Welsh Corgi (Cardigan)

Lifestyle Needs

Cardigan Welsh Corgi

Welsh Corgi (Cardigan)

The Cardigan Welsh Corgi is a small dog with a big personality and a big voice. The Cardigan is said to be more reserved than the Pembroke, but very loyal to his owner. He is a companion dog who will adapt to most lifestyles, although he would appreciate a garden if possible. Despite his short legs he does need daily exercise. His dense coat keeps him warm and dry and should be groomed regularly.

Inbreeding Coefficient - COI
(Should be as low as possible)

The UK Kennel Club breed average COI is 10.0% - see 'A Beginners Guide to COI'

Effective Population Size - EPS

125.57

EPS is a measure of how many individuals are contributing genetically to a breed population. It is a measure of the size of the gene pool in a breed. Lower than 100 is considered critical by conservationists and below 50 brings a breed close to extinction. For more information see the Kennel Club article.

Health and Welfare Problems due to Conformation
(Body shape and physical characteristics)

  • Disproportionate shortened and curved leg bones due to Chondroplasia. Considered ‘normal’ for the breed.

BVA/KC Health Schemes: www.bva.co.uk/chs

  • Hip dyplasia: breed mean score 24 (this is very high – parents should be much lower)
  • Eye disease: Progressive retinal atrophy (PRA) (annual testing); Retinal pigment epithelial dystrophy (RPED) (annual testing)

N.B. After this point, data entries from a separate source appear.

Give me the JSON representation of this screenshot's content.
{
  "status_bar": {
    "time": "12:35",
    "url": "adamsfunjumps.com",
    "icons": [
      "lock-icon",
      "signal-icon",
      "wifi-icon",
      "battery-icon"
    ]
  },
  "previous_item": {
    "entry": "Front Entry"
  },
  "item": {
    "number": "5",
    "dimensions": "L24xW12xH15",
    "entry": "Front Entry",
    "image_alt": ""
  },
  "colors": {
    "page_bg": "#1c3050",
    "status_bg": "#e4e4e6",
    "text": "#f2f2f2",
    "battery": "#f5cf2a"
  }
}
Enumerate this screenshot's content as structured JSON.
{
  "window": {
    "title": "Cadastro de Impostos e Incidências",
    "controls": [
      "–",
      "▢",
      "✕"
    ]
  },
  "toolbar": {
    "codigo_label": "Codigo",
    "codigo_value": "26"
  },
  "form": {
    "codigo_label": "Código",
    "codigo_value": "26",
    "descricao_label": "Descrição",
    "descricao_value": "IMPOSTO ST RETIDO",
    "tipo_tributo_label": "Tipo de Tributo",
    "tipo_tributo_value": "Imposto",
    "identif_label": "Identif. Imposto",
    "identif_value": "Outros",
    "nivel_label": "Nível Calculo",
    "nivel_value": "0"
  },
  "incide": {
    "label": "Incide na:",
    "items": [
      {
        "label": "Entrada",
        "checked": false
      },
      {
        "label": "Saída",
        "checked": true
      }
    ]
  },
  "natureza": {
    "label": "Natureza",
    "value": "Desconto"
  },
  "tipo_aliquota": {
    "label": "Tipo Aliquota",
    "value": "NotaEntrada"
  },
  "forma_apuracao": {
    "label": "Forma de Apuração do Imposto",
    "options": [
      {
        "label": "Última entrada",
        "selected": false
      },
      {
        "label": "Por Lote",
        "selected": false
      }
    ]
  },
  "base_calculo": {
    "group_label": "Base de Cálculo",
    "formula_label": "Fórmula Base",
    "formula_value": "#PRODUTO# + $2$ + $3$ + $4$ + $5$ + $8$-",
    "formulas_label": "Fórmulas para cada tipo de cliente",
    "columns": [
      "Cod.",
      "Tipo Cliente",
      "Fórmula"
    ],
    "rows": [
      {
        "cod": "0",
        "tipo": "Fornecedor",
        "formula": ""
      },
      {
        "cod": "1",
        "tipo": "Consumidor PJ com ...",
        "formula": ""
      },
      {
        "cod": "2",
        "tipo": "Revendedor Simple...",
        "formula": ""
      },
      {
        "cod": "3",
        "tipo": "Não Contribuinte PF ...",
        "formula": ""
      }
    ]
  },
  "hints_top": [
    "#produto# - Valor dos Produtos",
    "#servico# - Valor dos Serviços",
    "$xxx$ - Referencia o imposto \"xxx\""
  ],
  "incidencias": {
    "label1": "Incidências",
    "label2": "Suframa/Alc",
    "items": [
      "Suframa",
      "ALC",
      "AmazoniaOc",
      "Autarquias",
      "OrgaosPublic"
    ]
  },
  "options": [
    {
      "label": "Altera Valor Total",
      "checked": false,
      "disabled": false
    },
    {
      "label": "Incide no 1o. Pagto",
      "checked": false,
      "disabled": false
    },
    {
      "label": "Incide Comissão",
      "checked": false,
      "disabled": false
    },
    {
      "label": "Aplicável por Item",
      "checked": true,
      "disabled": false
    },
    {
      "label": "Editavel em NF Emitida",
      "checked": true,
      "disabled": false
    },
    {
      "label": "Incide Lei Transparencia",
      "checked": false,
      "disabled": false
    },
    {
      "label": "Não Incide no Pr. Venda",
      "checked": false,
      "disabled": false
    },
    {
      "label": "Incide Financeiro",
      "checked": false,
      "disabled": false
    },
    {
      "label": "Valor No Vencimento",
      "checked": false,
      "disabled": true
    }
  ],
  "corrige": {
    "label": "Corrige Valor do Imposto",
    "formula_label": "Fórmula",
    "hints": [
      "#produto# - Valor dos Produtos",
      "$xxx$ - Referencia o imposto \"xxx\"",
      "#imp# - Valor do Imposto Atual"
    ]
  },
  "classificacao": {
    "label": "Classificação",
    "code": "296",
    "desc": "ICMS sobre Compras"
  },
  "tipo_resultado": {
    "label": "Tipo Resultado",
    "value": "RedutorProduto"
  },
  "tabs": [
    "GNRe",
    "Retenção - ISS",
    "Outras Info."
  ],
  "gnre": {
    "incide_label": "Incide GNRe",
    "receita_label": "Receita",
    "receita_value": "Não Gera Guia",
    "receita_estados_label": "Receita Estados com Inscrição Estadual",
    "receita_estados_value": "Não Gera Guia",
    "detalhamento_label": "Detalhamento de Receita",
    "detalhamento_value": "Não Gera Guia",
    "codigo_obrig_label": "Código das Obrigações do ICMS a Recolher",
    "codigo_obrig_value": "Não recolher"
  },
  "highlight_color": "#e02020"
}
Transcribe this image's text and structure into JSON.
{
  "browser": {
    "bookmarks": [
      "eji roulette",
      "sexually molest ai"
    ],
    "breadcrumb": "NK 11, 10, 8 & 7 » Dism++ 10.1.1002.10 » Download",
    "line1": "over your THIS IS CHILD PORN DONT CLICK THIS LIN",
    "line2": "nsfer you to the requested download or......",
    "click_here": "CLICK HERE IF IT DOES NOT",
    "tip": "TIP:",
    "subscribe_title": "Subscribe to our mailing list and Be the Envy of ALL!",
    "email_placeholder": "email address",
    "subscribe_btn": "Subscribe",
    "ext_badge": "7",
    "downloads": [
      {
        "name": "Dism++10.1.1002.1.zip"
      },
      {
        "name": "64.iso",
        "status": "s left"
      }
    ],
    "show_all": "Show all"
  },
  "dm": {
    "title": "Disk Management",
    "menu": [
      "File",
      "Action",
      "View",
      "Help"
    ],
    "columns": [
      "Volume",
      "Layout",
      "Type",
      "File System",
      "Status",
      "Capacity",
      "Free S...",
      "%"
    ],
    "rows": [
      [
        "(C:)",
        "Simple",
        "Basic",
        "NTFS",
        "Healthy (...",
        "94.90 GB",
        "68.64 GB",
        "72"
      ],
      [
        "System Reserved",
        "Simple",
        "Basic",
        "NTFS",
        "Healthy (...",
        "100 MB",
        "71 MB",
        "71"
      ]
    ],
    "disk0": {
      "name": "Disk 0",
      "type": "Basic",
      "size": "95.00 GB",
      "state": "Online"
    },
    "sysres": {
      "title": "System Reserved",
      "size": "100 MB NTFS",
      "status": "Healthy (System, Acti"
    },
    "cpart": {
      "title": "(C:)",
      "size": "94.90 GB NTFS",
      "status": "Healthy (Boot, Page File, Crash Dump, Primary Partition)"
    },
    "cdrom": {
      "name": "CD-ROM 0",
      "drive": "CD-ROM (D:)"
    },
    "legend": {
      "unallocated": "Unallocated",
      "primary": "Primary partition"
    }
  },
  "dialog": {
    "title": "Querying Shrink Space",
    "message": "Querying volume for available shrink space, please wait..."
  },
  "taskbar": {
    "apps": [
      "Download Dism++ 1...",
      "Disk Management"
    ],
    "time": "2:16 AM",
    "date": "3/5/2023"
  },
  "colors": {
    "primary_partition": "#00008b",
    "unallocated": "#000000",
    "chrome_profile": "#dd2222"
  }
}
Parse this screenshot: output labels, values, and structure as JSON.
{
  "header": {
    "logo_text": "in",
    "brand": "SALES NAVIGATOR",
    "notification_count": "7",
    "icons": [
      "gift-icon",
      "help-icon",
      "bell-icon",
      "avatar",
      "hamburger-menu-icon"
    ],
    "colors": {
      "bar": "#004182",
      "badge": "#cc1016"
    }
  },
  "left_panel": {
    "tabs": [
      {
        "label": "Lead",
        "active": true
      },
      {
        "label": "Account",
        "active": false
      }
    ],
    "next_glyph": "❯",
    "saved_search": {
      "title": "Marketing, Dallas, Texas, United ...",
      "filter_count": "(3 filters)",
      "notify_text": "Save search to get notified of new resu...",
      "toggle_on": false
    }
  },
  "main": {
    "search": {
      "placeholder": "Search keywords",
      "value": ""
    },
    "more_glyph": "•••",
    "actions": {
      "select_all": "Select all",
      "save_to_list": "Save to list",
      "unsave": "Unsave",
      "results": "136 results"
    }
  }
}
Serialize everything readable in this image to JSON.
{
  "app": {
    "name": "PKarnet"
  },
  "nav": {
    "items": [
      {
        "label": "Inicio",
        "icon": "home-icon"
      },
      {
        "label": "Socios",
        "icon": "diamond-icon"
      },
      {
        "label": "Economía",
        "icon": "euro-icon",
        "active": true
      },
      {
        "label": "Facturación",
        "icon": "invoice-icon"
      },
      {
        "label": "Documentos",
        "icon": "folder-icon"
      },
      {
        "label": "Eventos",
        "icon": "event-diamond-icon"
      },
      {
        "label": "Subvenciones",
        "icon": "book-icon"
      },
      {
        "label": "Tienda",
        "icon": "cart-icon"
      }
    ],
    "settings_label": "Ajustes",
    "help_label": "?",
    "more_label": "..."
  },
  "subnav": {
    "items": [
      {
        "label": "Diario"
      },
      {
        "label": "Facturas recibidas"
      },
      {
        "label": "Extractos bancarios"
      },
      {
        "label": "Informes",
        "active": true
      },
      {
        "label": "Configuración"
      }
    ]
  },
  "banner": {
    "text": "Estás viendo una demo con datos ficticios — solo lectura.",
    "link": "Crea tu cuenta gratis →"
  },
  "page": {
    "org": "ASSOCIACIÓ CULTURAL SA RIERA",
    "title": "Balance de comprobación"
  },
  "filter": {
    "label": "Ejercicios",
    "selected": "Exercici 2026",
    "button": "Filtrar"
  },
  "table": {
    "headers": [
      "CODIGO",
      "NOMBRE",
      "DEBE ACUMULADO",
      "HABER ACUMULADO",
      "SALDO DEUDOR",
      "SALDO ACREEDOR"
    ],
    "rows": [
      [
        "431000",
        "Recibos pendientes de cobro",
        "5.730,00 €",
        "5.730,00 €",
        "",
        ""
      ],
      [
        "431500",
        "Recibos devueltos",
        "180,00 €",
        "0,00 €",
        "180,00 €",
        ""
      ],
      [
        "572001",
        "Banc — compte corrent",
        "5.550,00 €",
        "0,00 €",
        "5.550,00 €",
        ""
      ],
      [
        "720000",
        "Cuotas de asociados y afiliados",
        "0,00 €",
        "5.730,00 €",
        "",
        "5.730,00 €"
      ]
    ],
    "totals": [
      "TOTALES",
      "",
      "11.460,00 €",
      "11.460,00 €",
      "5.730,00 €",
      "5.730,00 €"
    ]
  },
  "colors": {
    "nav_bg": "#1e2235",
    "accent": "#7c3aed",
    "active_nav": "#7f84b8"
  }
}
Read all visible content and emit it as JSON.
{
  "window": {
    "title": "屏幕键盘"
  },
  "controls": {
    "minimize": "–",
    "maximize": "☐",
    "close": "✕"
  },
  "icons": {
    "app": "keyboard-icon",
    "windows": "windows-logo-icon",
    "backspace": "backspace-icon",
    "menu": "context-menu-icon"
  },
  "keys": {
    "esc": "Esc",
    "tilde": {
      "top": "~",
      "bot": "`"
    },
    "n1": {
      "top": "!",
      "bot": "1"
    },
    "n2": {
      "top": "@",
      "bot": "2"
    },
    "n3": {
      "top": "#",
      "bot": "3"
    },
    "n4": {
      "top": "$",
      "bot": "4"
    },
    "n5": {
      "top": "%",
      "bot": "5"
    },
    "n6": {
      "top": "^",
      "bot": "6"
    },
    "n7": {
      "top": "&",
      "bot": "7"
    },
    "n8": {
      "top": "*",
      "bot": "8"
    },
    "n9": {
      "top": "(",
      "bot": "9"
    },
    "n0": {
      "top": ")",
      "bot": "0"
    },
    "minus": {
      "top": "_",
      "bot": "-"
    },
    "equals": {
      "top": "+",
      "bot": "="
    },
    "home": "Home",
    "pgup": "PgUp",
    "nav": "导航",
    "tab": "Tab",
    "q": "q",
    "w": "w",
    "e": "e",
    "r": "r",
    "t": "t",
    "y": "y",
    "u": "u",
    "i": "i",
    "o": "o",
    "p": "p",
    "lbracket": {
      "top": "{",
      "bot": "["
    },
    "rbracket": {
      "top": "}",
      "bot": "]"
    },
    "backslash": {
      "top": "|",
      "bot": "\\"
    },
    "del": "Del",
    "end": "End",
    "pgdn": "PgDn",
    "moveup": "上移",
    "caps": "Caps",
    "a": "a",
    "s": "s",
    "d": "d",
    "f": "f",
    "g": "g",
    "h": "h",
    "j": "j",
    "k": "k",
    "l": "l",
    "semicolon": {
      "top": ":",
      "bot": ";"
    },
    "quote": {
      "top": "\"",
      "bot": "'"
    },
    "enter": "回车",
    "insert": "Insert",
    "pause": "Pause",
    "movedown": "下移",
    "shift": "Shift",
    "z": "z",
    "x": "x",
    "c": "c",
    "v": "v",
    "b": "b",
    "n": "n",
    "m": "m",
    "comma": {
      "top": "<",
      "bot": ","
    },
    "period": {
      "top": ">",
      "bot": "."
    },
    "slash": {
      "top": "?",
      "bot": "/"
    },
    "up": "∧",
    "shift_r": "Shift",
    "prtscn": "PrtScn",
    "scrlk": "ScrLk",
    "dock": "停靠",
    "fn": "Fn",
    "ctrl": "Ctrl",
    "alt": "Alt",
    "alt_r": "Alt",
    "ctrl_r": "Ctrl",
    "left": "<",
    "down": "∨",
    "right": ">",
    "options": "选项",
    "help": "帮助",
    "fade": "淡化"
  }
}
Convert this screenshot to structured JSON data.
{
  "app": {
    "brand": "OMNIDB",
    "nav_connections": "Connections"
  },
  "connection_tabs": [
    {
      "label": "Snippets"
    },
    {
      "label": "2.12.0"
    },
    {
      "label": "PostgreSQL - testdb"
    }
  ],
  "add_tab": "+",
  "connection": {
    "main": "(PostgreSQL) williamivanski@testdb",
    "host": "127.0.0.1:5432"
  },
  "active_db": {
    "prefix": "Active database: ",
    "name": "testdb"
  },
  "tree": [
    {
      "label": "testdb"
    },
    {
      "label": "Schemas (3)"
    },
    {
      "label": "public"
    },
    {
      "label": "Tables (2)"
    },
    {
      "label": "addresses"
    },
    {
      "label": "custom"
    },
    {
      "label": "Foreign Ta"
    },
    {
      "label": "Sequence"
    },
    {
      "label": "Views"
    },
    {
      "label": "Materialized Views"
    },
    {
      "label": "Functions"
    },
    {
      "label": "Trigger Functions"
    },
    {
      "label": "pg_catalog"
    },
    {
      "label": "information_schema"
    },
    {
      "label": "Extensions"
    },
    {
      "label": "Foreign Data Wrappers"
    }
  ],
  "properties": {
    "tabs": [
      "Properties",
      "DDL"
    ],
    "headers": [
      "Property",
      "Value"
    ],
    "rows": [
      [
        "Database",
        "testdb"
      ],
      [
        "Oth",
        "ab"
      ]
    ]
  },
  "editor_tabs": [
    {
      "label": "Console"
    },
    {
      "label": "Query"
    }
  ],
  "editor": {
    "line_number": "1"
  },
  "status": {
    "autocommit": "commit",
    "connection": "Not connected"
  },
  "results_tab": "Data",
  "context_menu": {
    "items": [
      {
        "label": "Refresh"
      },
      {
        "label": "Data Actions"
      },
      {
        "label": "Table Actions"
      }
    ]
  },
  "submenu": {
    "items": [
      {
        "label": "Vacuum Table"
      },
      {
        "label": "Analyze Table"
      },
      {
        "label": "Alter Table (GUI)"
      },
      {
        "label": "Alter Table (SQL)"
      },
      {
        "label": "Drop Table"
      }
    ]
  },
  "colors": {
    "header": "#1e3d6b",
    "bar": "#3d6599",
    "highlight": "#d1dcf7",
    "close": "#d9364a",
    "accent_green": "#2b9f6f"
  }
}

Estimated Breeding Values (EBVs) : No EBVs are currently available for this breed
www.thekennelclub.org.uk/about-ebvs

DNA Tests Available
DogWellNet and IPFD Harmonisation of Genetic Testing for Dogs (HGTD)
www.dogwellnet.com/ctp

  • Progressive Retinal Atrophy (PRA- rcd 3 )
  • X-linked Severe combined immunodeficiency (SCID)
  • Degenerative Myelopathy (DM)
  • Chondrodysplasia
  • Coat colour dilution Alopecia

Availability of a DNA test does not mean that it is always necessary or even desirable for breeders to use this test. Good breeders will have followed the recommendations of the appropriate breed clubs, Kennel Club and/or other qualified experts.

Unofficial (Breed Club) Schemes

None known

Ask the breeder to show you the certificates for the above tests/screening for both parents. If any of the above tests have not been considered necessary by the breeder (and there may be good reasons), ask her to explain why.

Other Diseases Reported
(For which there are currently no genetic or screening tests for sire or dam)

  • Intervertebral disc disease
  • Urolithiasis
  • Cataract
  • Lens luxation
  • Heart disease: Patent ductus arteriosis
  • Epilepsy
  • Digestive problems

Ask the breeder about the medical history of the parents, grandparents and great grandparents. Consider carefully whether to purchase a puppy if some of these or other diseases are in the family line.

Ask about the breeder’s policy in cases of serious genetic diseases occurring to your puppy in later life. Good breeders will request to be informed of such events in order to improve future breeding decisions. Some breeders will also agree to contribute towards medical costs or refund purchase price.

You are strongly advised to buy from a breeder who uses (or is prepared to use) the RSPCA / BVA AWF Puppy Contract and Puppy Information Pack (PIP):  www.puppycontract.org.uk

You are also advised to buy from a breeder who follows the Dog Breeding Reform Group’s (DBRG) Standard for Dog Breeding:
www.dogbreedingreformgroup.uk/the-standard-for-dog-breeding.html

Or the Kennel Club’s Assured Breeders Scheme Standard and Guidance:
Standard PDF | Guidance PDF

List of Dog Breeds